So far, so good. The Pakistani-American professor even declares that no rapprochement between the U.S. and the Muslim world is possible until Muslims take back the Wahhabi-controlled mosques from control exercised in Riyadh. But he then returns to the demagogic tune so well loved among South Asians, asserting that "Lieberman's kind has financed, armed and trained the antecedents of such bigots."
As the agony of Pakistan continues, it is unsurprising that many of its leaders, as well as representatives of its émigré community in the West, have lost the capacity to make distinctions, and have surrendered to confused and fantastical explanations for the ill-fortune that has befallen them. To believe that the most active enemies of radical Islam in America, such as Lieberman, are, at the same time, its enablers, recalls the mythology of Jewish arch-manipulation upon which Nazism was built--and which is as common in Pakistan as in other Muslim lands far from Israel and Palestine. It also provides Pakistan a convenient "out" from responsibility for its crisis. But the descent into "magical thinking" in politics by the Pakistani elite is also a powerful sign of psychological disintegration, the domination of panic, and loss of collective bearings by a whole country.
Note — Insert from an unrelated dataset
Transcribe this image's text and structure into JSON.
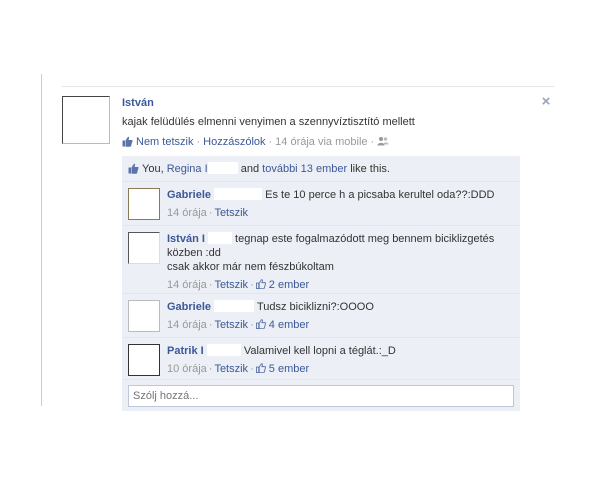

Pakistanis and other South Asians at home and abroad must recognize that Islamist terrorism among South Asian Muslims living in the West is a "domestic" reflection of religious extremism within South Asian communities, rather than a phenomenon produced either by Muslim-immigrant social discontent or wildly-unhinged plots at the summits of Western power. Blame for its proliferation cannot be shifted to the United States or other Western nations. To believe that the United States provides clandestine support to the Taliban while sacrificing lives and treasure to fight the same Taliban is no less outlandish than to suppose that the U.S. government planned and carried out the atrocities of September 11, 2001. But the latter legend permeated Muslim and non-Muslim communities around the world, and acceptance of it made possible the growth of equally-absurd "explanations" for the disaster threatening Pakistan.
The West has yet to produce a consequential, global strategy for defeat of Wahhabism, radical Deobandism (the doctrine of the Taliban), and Pakistani jihadism, no less than for an effective curb on Iranian nuclear ambitions. But the main fault remains with the Saudi and Pakistani regimes, which have for too long spoken and acted deceptively, proclaiming their opposition to radicalism while failing to abate it. America remains the main target, not the aggressor, in the conflict with radical Islam.